**WORK TASK:** What you give back should match the records word for word.

**DATA SHOWN:**
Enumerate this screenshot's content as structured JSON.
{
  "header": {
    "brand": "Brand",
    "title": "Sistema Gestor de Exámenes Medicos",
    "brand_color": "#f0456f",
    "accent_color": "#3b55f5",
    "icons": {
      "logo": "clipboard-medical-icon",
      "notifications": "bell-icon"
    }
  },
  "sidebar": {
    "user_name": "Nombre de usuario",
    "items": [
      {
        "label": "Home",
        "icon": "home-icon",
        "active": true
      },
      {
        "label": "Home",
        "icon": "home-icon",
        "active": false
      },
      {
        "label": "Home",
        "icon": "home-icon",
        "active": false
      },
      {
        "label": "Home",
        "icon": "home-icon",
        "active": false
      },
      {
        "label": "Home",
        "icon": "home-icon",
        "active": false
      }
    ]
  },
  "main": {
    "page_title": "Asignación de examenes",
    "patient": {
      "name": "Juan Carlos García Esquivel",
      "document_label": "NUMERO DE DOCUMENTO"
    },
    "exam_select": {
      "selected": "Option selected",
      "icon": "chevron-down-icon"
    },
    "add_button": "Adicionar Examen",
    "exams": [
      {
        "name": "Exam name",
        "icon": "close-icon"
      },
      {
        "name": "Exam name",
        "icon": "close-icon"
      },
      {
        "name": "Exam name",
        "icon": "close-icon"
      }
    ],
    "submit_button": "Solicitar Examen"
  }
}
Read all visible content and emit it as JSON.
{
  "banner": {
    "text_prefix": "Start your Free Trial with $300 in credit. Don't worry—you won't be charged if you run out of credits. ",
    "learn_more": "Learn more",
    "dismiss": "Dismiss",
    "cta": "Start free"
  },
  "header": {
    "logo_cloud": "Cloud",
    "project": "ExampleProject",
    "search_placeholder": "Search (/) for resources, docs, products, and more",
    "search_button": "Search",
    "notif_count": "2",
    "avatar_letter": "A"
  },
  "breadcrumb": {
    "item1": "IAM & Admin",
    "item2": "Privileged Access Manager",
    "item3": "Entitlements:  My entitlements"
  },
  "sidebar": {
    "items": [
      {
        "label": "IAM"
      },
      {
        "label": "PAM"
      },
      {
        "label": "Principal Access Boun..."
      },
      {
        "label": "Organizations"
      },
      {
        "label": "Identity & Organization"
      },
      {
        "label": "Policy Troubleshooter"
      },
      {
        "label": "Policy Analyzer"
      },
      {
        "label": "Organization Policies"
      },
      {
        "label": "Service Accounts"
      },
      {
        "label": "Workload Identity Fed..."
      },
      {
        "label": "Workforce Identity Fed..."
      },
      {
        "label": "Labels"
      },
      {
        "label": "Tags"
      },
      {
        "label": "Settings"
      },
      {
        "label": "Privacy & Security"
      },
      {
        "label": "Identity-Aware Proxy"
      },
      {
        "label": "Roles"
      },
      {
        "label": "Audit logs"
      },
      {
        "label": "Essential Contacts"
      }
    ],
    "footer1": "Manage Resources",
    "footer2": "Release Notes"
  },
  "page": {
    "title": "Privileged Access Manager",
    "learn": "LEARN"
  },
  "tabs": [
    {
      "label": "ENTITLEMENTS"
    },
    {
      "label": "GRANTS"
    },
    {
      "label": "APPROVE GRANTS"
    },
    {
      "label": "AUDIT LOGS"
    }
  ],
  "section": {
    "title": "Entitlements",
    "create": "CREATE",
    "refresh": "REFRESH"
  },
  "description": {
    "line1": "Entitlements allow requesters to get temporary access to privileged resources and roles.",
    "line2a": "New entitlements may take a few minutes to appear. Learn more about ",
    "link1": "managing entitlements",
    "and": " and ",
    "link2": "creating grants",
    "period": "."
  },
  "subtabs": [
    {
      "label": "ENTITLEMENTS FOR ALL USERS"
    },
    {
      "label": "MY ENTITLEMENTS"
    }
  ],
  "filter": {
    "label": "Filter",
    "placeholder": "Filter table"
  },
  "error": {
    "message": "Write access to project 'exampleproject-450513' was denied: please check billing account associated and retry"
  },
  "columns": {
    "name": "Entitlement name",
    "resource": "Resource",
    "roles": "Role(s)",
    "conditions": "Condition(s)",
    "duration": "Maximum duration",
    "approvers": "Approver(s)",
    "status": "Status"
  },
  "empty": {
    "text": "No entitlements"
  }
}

**EXERCISE RESULT:**
Enumerate this screenshot's content as structured JSON.
{
  "header": {
    "brand": "Brand",
    "title": "Sistema Gestor de Exámenes Medicos",
    "brand_color": "#f0456f",
    "accent_color": "#3b55f5",
    "icons": {
      "logo": "clipboard-medical-icon",
      "notifications": "bell-icon"
    }
  },
  "sidebar": {
    "user_name": "Nombre de usuario",
    "items": [
      {
        "label": "Home",
        "icon": "home-icon",
        "active": true
      },
      {
        "label": "Home",
        "icon": "home-icon",
        "active": false
      },
      {
        "label": "Home",
        "icon": "home-icon",
        "active": false
      },
      {
        "label": "Home",
        "icon": "home-icon",
        "active": false
      },
      {
        "label": "Home",
        "icon": "home-icon",
        "active": false
      }
    ]
  },
  "main": {
    "page_title": "Asignación de examenes",
    "patient": {
      "name": "Juan Carlos García Esquivel",
      "document_label": "NUMERO DE DOCUMENTO"
    },
    "exam_select": {
      "selected": "Option selected",
      "icon": "chevron-down-icon"
    },
    "add_button": "Adicionar Examen",
    "exams": [
      {
        "name": "Exam name",
        "icon": "close-icon"
      },
      {
        "name": "Exam name",
        "icon": "close-icon"
      },
      {
        "name": "Exam name",
        "icon": "close-icon"
      }
    ],
    "submit_button": "Solicitar Examen"
  }
}
Read all visible content and emit it as JSON.
{
  "banner": {
    "text_prefix": "Start your Free Trial with $300 in credit. Don't worry—you won't be charged if you run out of credits. ",
    "learn_more": "Learn more",
    "dismiss": "Dismiss",
    "cta": "Start free"
  },
  "header": {
    "logo_cloud": "Cloud",
    "project": "ExampleProject",
    "search_placeholder": "Search (/) for resources, docs, products, and more",
    "search_button": "Search",
    "notif_count": "2",
    "avatar_letter": "A"
  },
  "breadcrumb": {
    "item1": "IAM & Admin",
    "item2": "Privileged Access Manager",
    "item3": "Entitlements:  My entitlements"
  },
  "sidebar": {
    "items": [
      {
        "label": "IAM"
      },
      {
        "label": "PAM"
      },
      {
        "label": "Principal Access Boun..."
      },
      {
        "label": "Organizations"
      },
      {
        "label": "Identity & Organization"
      },
      {
        "label": "Policy Troubleshooter"
      },
      {
        "label": "Policy Analyzer"
      },
      {
        "label": "Organization Policies"
      },
      {
        "label": "Service Accounts"
      },
      {
        "label": "Workload Identity Fed..."
      },
      {
        "label": "Workforce Identity Fed..."
      },
      {
        "label": "Labels"
      },
      {
        "label": "Tags"
      },
      {
        "label": "Settings"
      },
      {
        "label": "Privacy & Security"
      },
      {
        "label": "Identity-Aware Proxy"
      },
      {
        "label": "Roles"
      },
      {
        "label": "Audit logs"
      },
      {
        "label": "Essential Contacts"
      }
    ],
    "footer1": "Manage Resources",
    "footer2": "Release Notes"
  },
  "page": {
    "title": "Privileged Access Manager",
    "learn": "LEARN"
  },
  "tabs": [
    {
      "label": "ENTITLEMENTS"
    },
    {
      "label": "GRANTS"
    },
    {
      "label": "APPROVE GRANTS"
    },
    {
      "label": "AUDIT LOGS"
    }
  ],
  "section": {
    "title": "Entitlements",
    "create": "CREATE",
    "refresh": "REFRESH"
  },
  "description": {
    "line1": "Entitlements allow requesters to get temporary access to privileged resources and roles.",
    "line2a": "New entitlements may take a few minutes to appear. Learn more about ",
    "link1": "managing entitlements",
    "and": " and ",
    "link2": "creating grants",
    "period": "."
  },
  "subtabs": [
    {
      "label": "ENTITLEMENTS FOR ALL USERS"
    },
    {
      "label": "MY ENTITLEMENTS"
    }
  ],
  "filter": {
    "label": "Filter",
    "placeholder": "Filter table"
  },
  "error": {
    "message": "Write access to project 'exampleproject-450513' was denied: please check billing account associated and retry"
  },
  "columns": {
    "name": "Entitlement name",
    "resource": "Resource",
    "roles": "Role(s)",
    "conditions": "Condition(s)",
    "duration": "Maximum duration",
    "approvers": "Approver(s)",
    "status": "Status"
  },
  "empty": {
    "text": "No entitlements"
  }
}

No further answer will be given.